If we tell stories, then we tell them for a reason. If we invest so many of our precious resources in them, there must be a payoff somewhere. Dinosaurs didn’t tell stories, and now they’re extinct. The closest dinosaurs will ever come to existing again is in the stories we tell about them.
And here we arrive at the whole mystery I want to dive into.
Why Do We Tell Stories?
This isn’t an easy question to answer, in fact, it’s not even an easy question to ask properly. In order to know why, we have to make some guesses about how we tell stories. But how we tell stories is contingent on when we started telling them.
No matter how our lives twist and turn, whatever the hills, whatever the valleys, we are, each of us, in one single place at any single moment. In this context, a beginning and ending are clear. Every life traces a single path, so label it with letters or numbers in sequence, from birth to death. This is our reality, and it is an easy story to tell. But this only true if you follow us, and only us, from birth to death. It’s a simple story told in sequence, replayed in ten thousand obituaries every day:
“John Smith, born 1932, married Jane Jones in 1952, and together they had five children . . . ”
And yet our stories do not arise from a vacuum–or, more critically, into one. We open our eye to a world of rushing, spinning, screaming life. Hungry life. Life at once tenuous and reaching back in an unbroken chain to the beginning.
Were we to follow a person backwards, from death to birth, and then the path of both parents from the moment of the child’s birth both forward and backward, and any other children they had, and their lives, until we reached their parents, and so on in the same fashion.
In this matter, you could start with a baby, your grandmother, dog, a tree, a slime mold, an eagle, a flea, or an E. coli bacterium, and eventually, via that unbroken chain, you would be tracing the path of every single living thing on this planet . . . From this perspective, all of life is one story, unfolding, and even then, the beginning is ambiguous–where do we draw the line between life and the almost-life which preceded it? After all, there was a last instant, a point in time, where there was no life on earth, and then that moment was past.
Beautiful as this thought might be, it introduces us to a problem of purely pragmatic nature: This story is simply too large to tell.

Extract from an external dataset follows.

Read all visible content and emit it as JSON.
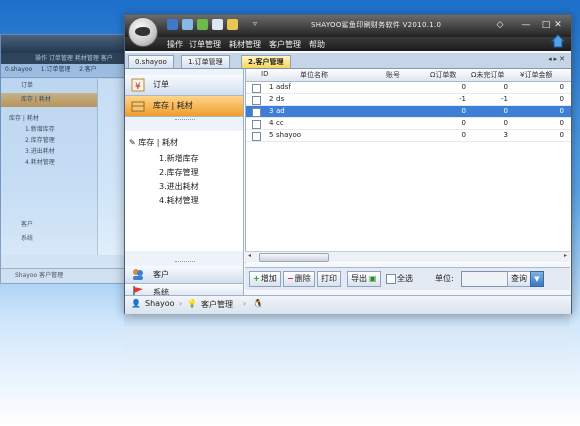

The story of stories, the one I want to tell, is similar in nature. Because, in Nature, things do not arise from nothing, and they do not persist without reason, we can at least say there is a why. In this manner, stories meet one of the core requirements of life. They arose from simpler pieces, and they persist by evolving, or they die off, replaced by stories more fit for the conditions in which they exist. There was, at one moment in time, a world without stories, and then that world was no more.
I’ll build on that concept later. What we’re talking about today is beginnings. Specifically, where to begin the story of stories, when stories are the children of so many different parents. Hugin and Munin, Thought and Memory, certainly count, but also speech, gesture, intelligence, mirror neurons, and so many other factors.
I’ve been fascinated with this subject for a long time, and I’ve been missing diving into scientific literature, so I thought I’d try to tackle this wonderful question, as well the how, and so on.
So, to answer this question, we’ll have to start tracing back through the ancestors of stories, split off in a dozen directions, so that we can find a larger understanding.
This means asking a lot of strange questions, like, “Why can’t monkeys lie?” and “Why don’t wolves get the point?” or “Was Homer a storyteller or a story, and does it matter?” and “Why do we remember The Tortoise and the Hare?” and, “Do birds speak words?”
All of this, just to help us put together a picture of how and why stories evolved. It’s going to be an exciting journey, and I’m excited to be starting it.